▶ [Requirement]:
Your answer should be every line below that includes the word "popularity".

▶ [Dataset content]:
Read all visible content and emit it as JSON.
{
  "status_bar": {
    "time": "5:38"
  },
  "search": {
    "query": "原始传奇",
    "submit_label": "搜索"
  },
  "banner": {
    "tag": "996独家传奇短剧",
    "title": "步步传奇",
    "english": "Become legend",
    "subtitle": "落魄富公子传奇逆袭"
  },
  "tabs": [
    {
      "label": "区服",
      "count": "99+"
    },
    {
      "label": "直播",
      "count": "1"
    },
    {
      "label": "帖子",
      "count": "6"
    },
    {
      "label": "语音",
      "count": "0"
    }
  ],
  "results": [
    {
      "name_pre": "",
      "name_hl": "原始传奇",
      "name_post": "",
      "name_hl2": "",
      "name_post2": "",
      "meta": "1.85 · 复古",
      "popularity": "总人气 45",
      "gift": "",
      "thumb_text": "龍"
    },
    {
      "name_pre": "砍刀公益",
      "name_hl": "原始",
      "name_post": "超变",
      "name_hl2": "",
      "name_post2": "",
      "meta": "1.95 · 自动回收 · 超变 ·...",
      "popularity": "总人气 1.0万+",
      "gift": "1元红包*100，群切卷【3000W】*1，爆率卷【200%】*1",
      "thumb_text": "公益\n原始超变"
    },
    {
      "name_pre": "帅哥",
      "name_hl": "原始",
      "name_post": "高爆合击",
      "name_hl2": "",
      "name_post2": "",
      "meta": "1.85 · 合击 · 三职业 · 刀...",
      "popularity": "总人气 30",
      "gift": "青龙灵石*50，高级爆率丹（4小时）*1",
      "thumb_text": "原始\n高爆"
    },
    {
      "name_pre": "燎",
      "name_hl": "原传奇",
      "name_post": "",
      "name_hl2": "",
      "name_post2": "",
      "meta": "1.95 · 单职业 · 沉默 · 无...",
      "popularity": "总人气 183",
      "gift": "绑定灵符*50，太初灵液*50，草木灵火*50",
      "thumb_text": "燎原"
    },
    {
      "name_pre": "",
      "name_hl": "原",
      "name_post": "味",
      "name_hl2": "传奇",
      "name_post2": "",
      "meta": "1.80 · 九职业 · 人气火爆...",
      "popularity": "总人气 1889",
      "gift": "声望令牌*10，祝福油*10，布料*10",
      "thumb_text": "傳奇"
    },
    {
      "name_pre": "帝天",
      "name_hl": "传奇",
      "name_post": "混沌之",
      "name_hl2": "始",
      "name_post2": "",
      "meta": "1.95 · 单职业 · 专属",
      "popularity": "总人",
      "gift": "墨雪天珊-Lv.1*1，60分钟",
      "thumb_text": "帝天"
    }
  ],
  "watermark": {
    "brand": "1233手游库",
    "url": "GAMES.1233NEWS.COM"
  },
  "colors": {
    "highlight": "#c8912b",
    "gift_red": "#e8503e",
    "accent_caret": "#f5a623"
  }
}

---

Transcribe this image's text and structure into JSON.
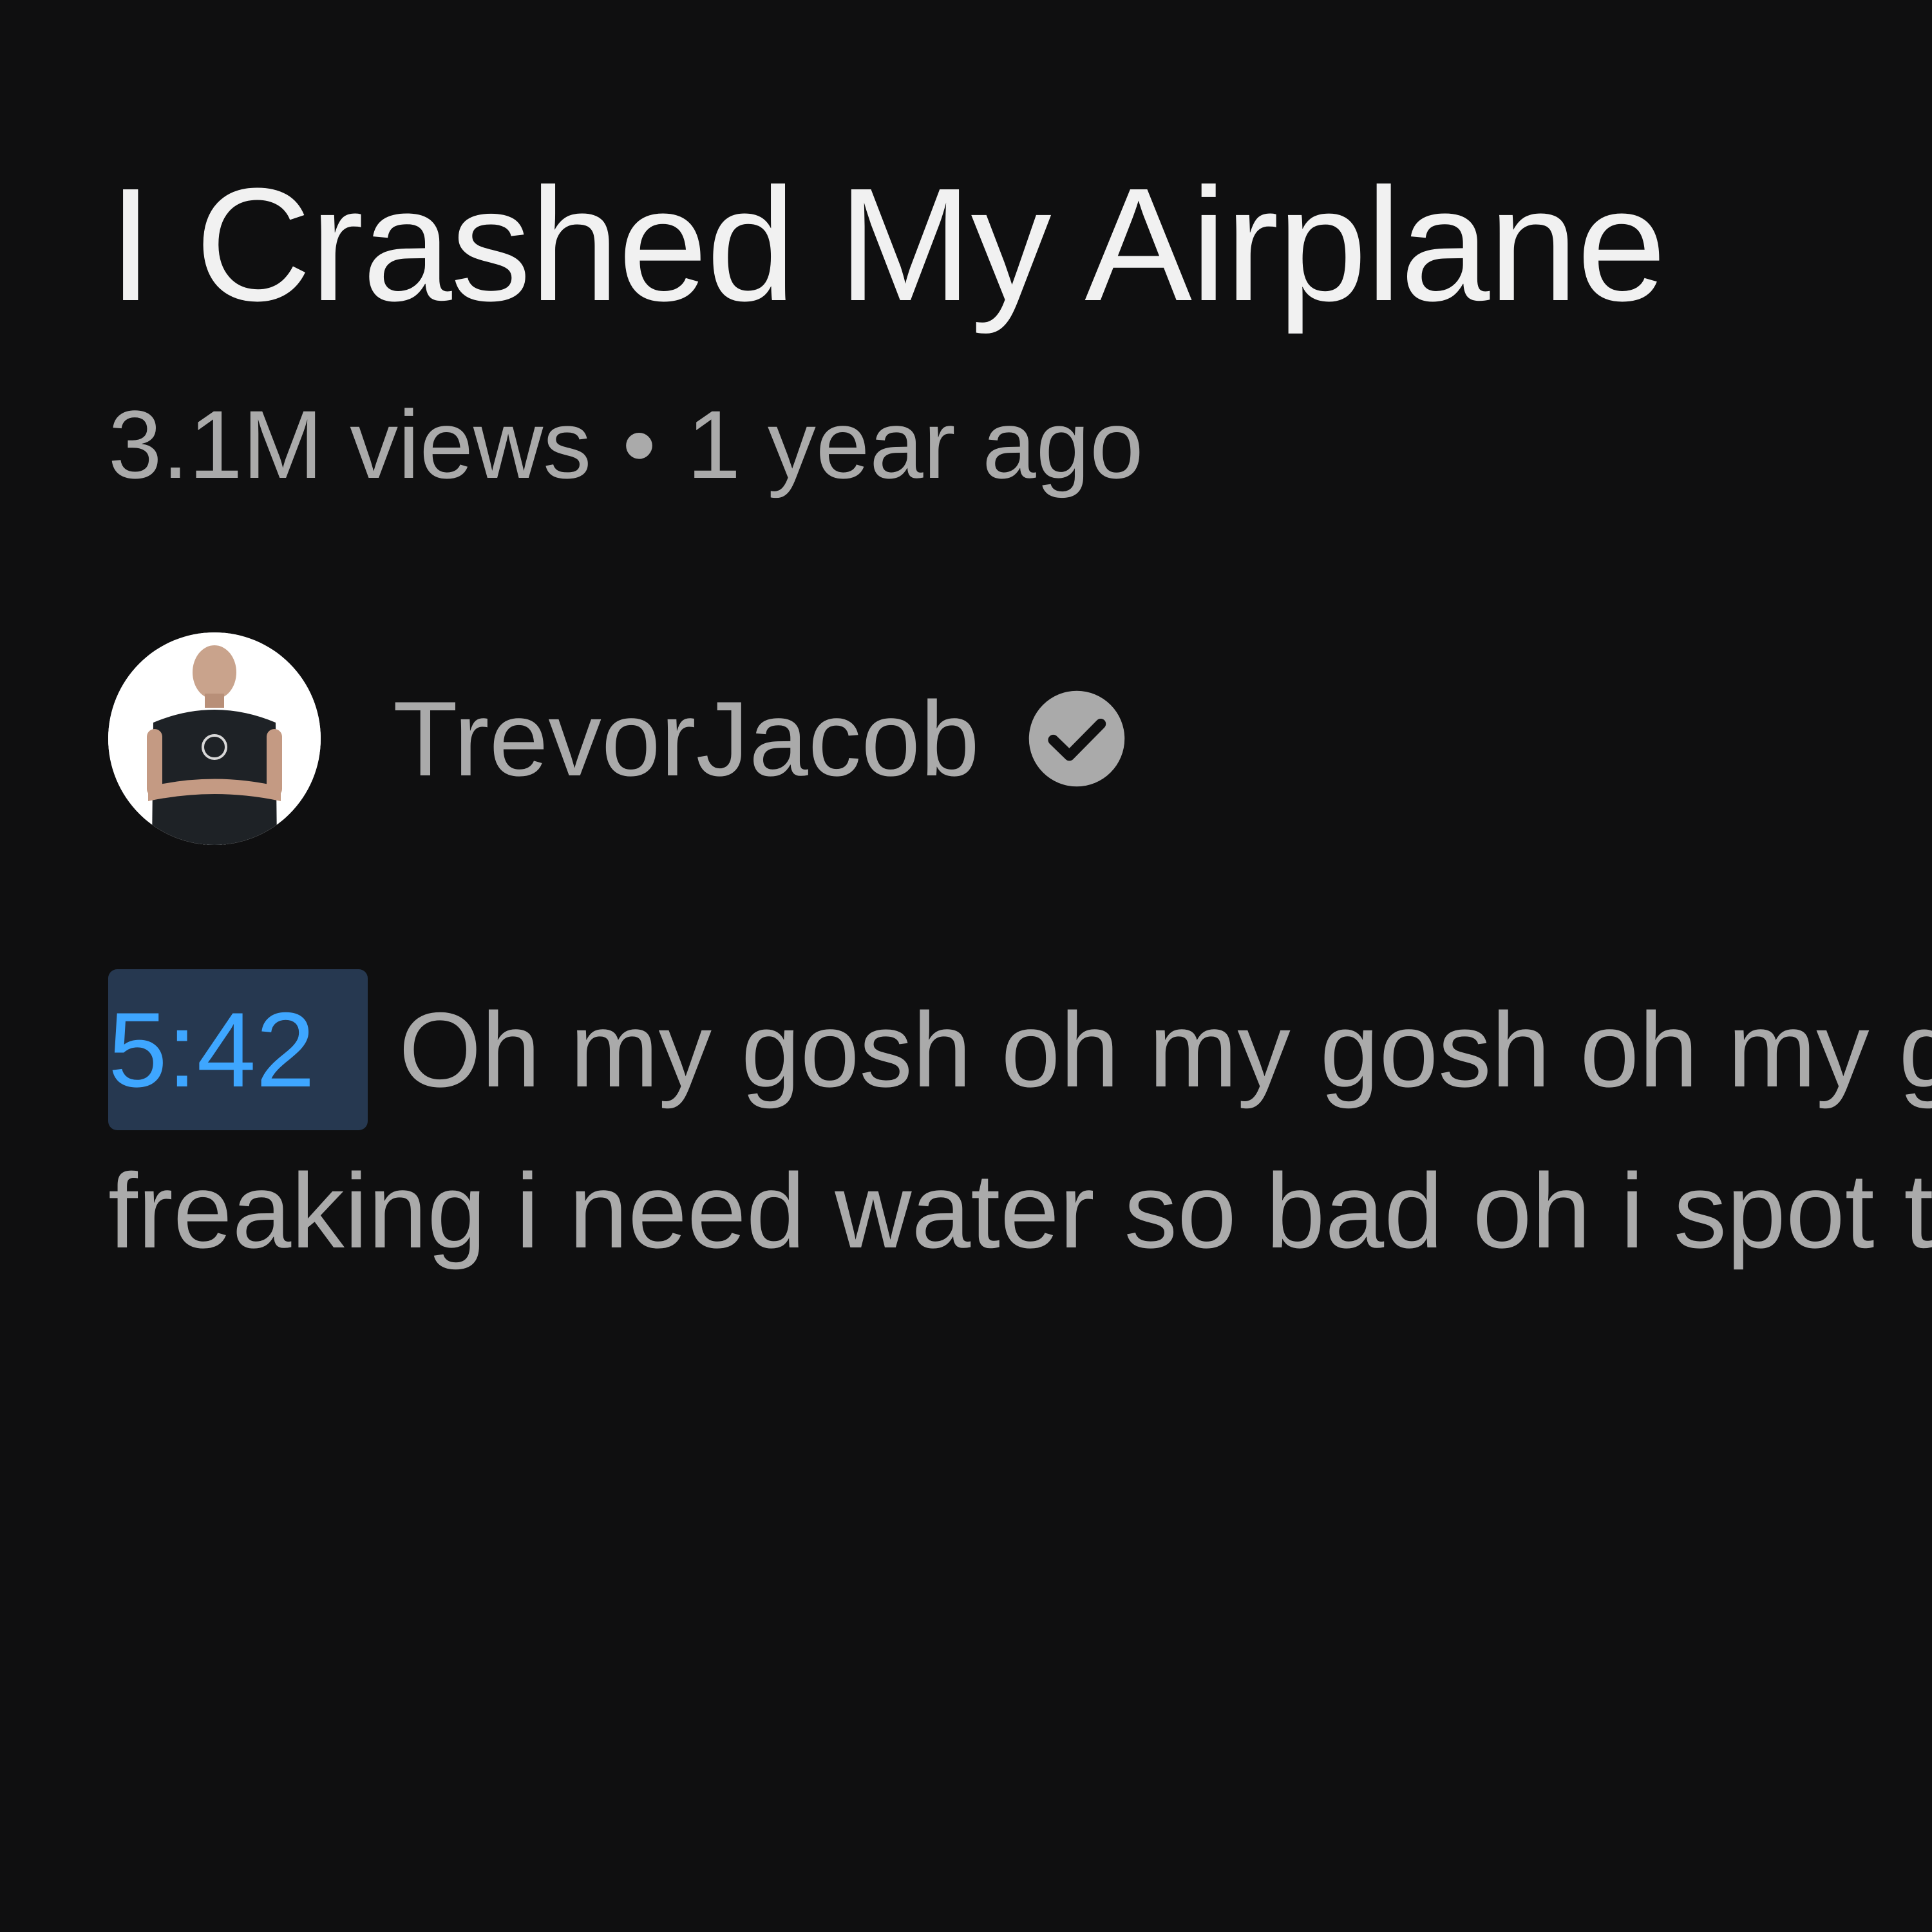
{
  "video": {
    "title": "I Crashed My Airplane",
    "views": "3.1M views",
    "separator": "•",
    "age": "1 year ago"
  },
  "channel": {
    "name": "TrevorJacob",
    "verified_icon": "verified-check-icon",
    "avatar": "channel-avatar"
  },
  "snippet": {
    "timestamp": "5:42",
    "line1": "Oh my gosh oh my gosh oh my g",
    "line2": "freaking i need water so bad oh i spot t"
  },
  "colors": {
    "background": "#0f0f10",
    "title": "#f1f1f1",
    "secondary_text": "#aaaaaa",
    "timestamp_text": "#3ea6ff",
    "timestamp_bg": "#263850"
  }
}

▶ [Answer to this exercise]:
      "popularity": "总人气 45",
      "popularity": "总人气 1.0万+",
      "popularity": "总人气 30",
      "popularity": "总人气 183",
      "popularity": "总人气 1889",
      "popularity": "总人",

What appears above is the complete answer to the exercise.